And that is certainly by design. China’s education minister recently said this:
“We must, by no means, allow into our classrooms material that propagates Western values.”
And yet, here I am.
I can’t fault the Chinese for wanting self-determination; after all, the U.S. wouldn’t encourage material that propagates supposedly communist Chinese values in schools. But we would never hear a high-level official being so blunt, and frankly so honest, about it without serious backlash. The problem is, this isn’t just about individual or national self-determination; it’s about citizens not seeing any other views besides the one handed down from the elite group that is the Chinese Communist Party.
The Scary Side of Censorship
Since January, the government has been cracking down on VPNs (a kind of software for accessing blocked websites, as I explain in this post, as if the user were outside of China). They’ve also increased censorship in general since last year’s Tiananmen anniversary. (Many commercial VPNs don’t work as well as they used to, but many underground programs are still running well.)
For me, this has been one of the most frustrating things about living in China. Not just because it’s inconvenient to have to use slow, unreliable VPNs to get to the real Internet – although that is a factor that gets exhausting. But also because not having the freedoms of expression or information is philosophically terrifying.

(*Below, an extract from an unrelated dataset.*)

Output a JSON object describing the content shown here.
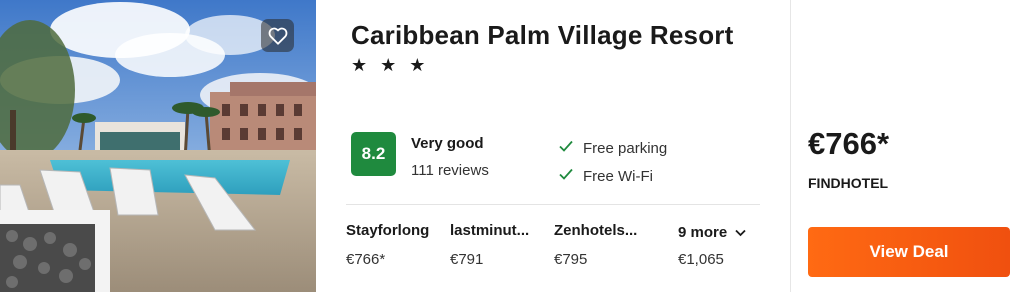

And it’s occasionally terrifying in a less philosophical, more literal sense, such as when I read about Chinese journalists asking good questions and then disappearing. Or perhaps instead of disappearing, being “invited” for “tea” with the “police.”

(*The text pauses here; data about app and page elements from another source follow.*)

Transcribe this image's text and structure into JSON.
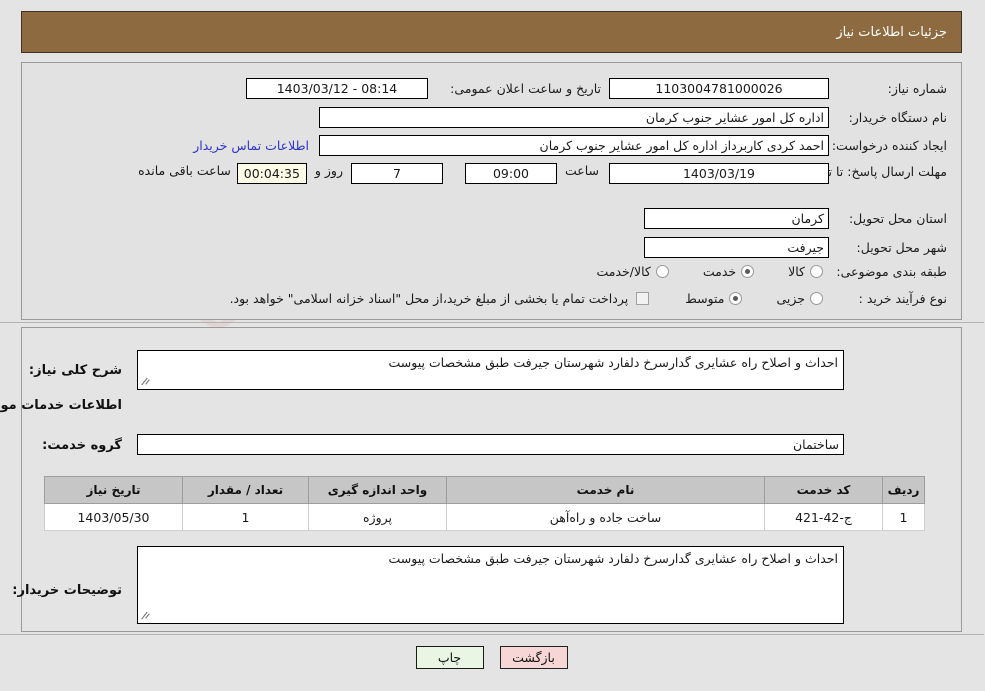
{
  "header": {
    "title": "جزئیات اطلاعات نیاز",
    "bg_color": "#8d6a3f"
  },
  "watermark": {
    "text": "AriaTender",
    "suffix": ".net",
    "shield_color": "#d9b8b8"
  },
  "top_form": {
    "need_number_label": "شماره نیاز:",
    "need_number_value": "1103004781000026",
    "public_announce_label": "تاریخ و ساعت اعلان عمومی:",
    "public_announce_value": "08:14 - 1403/03/12",
    "buyer_org_label": "نام دستگاه خریدار:",
    "buyer_org_value": "اداره کل امور عشایر جنوب کرمان",
    "creator_label": "ایجاد کننده درخواست:",
    "creator_value": "احمد کردی   کاربرداز اداره کل امور عشایر جنوب کرمان",
    "contact_link": "اطلاعات تماس خریدار",
    "deadline_label": "مهلت ارسال پاسخ: تا تاریخ:",
    "deadline_date": "1403/03/19",
    "hour_label": "ساعت",
    "hour_value": "09:00",
    "days_value": "7",
    "days_label": "روز و",
    "countdown_value": "00:04:35",
    "countdown_label": "ساعت باقی مانده",
    "province_label": "استان محل تحویل:",
    "province_value": "کرمان",
    "city_label": "شهر محل تحویل:",
    "city_value": "جیرفت",
    "category_label": "طبقه بندی موضوعی:",
    "category_options": [
      {
        "label": "کالا",
        "selected": false
      },
      {
        "label": "خدمت",
        "selected": true
      },
      {
        "label": "کالا/خدمت",
        "selected": false
      }
    ],
    "process_label": "نوع فرآیند خرید :",
    "process_options": [
      {
        "label": "جزیی",
        "selected": false
      },
      {
        "label": "متوسط",
        "selected": true
      }
    ],
    "treasury_checkbox_checked": false,
    "treasury_note": "پرداخت تمام یا بخشی از مبلغ خرید،از محل \"اسناد خزانه اسلامی\" خواهد بود."
  },
  "mid_section": {
    "general_desc_label": "شرح کلی نیاز:",
    "general_desc_value": "احداث و اصلاح راه عشایری گدارسرخ دلفارد شهرستان جیرفت طبق مشخصات پیوست",
    "services_info_heading": "اطلاعات خدمات مورد نیاز",
    "service_group_label": "گروه خدمت:",
    "service_group_value": "ساختمان"
  },
  "service_table": {
    "columns": [
      "ردیف",
      "کد خدمت",
      "نام خدمت",
      "واحد اندازه گیری",
      "تعداد / مقدار",
      "تاریخ نیاز"
    ],
    "rows": [
      {
        "row_no": "1",
        "service_code": "ج-42-421",
        "service_name": "ساخت جاده و راه‌آهن",
        "unit": "پروژه",
        "quantity": "1",
        "need_date": "1403/05/30"
      }
    ]
  },
  "buyer_notes": {
    "label": "توضیحات خریدار:",
    "value": "احداث و اصلاح راه عشایری گدارسرخ دلفارد شهرستان جیرفت طبق مشخصات پیوست"
  },
  "buttons": {
    "print": "چاپ",
    "back": "بازگشت"
  }
}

Knowing such power is out there, that it’s real and it’s the current regime of the country where I live (for reasons that sometimes escape me), is scary. It’s infuriating and sometimes humbling, but I still can’t bring myself to shut up about it.
Right now, it seems nothing is too petty for the censors here to block. But I’m convinced they won’t be able to keep it up for very long.
Based on what I see every time I leave my apartment, roughly everyone in China is online 100% of the time. As more people discover how easy it is (even after the crack-down) to download a VPN and make a Facebook account or watch American TV shows on YouTube, the government’s façade of “Internet sovereignty,” (the term they use to justify censorship) will crack.
It’s unimaginable to me that such devout Internet lovers as the Chinese of my generation would continue to accept the imitation Internet they’re being fed. The only questions are how long it will be before Beijing admits it can’t control information in the Information Age, and how much drama we will all have to endure before that happens.
I published this blog post just a few weeks before finishing my teaching job and leaving China. (I should have waited to publish it after leaving the country; I’m not sure why I didn’t.)
A few days later, I got a call from a university leader about some random administrative topic. I couldn’t quite figure out why she was calling me about it, until the subject changed. She told me, “I have this article, about ‘Teaching Under the Dome,’ printed out…” My blood went a little cold. I forgot some of the details of what she said, as I was waiting for the hammer to drop. But I remember this: “You cannot write this kind of thing, Ketti. You have your rights, but not in China.”